The private sector today called on caretaker Prime Minister Yingluck Shinawatra to resign saying any insistence to cling to power could turn the country to anarchy.
Federation of Thai Industries (FTI) vice president Sommart Kunset cited the bomb attack in Trat province on Saturday which he said was so violent and said this incident merely showed that there was an armed resistance group which does not accept the state power and that her caretaker government could not do anything to deal with the situation.
He said there was only one choice for her to take and that was for her and all her caretaker cabinet minister to resign en masse.
He said if she refused to step down and insisted to cling on to power, then the country could plunge into anarchy.
He also called on the caretaker prime minister to lift the state of emergency as soon as possible saying it had inflicted damage to economy.
He said Thailand’s trading partners have voiced concern about the state of emergency and amid the violent incidents which happened almost daily, they were not confident if Thai manufacturers could be able to constantly supply if they should place orders for Thai goods.
Thailand had political instabilities over the past decade but economy could still grow, except during the past two years when economy was messed up with politics.
He cited the rice pledging scheme, the 300 baht minimum wage which had proved to be wrong and failed policies and has dealt a heavy blow to the private sector.
This had undermined the strength of the private sector to continue driving the country’s economy to grow.
The Council of University Presidents of Thailand (CUPT) has condemned political violence while calling on Prime Minister Yingluck Shinawatra to resign.The CUPT on Monday issued its 6th announcement, saying that periodic violent incidents since anti-government protests started in Bangkok late last year had claimed 20 lives and wounded 718 others, including children. The council also cited an official economic report which suggested that the Thai economy was continuously slowing down, resulting in contraction in the fourth quarter economy as well as public and private investment.The CUTP conveyed condolences to cousins of the victims and expressed concerns over the country’s deteriorating economic situation. The council called on all sides to exercise restraint in order to prevent violence from happening again in the future and urged the government to show responsibility for recent attacks by stepping down.
The council stressed that it adhered to constitutional monarchy and peaceful means. It would take part academically and provide evidence-based information to reform the country. The CUTP concluded the announcement by calling on all sides to enter a talks process for solutions to the political crisis.
A network of medical practitioners and public health service providers today issued a joint statement condemning the escalating political violence and demanding the resignation of the government.
The joint statement was in response to the violence during the weekends when four people, including three children, were killed and over 50 injured, in two gun and bomb attacks in Trat province and at Ratchaprasong.
The network is made up of deans of medical science faculties from nine universities, deans of pharmacy faculties from 13 universities, deans of nursing faculties from two universities and presidents of seven professional associations.

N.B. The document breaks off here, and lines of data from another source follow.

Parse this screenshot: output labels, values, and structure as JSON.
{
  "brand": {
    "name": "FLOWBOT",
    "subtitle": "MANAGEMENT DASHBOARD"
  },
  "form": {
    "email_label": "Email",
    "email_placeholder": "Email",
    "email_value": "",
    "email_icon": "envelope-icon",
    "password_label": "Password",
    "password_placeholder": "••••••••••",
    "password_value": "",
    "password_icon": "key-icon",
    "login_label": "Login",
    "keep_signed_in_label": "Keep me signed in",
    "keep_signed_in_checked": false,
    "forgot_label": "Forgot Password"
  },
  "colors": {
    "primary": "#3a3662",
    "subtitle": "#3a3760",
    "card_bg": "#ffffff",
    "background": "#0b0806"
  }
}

Public health permanent secretary Dr Narong Sahamethapat said that a total of 19 people have so far been killed and over 700 injured in the course of protests since last November and there is a tendency that violence is escalating.
Dr Prasit Wattananapa, vice dean of medical science faculty of Siriraj hospital, urged medical practitioners to defy the government and to do what is right.
Besides the joint statement, the network plans to launch a nationwide event on February 26. Details of the event are not disclosed.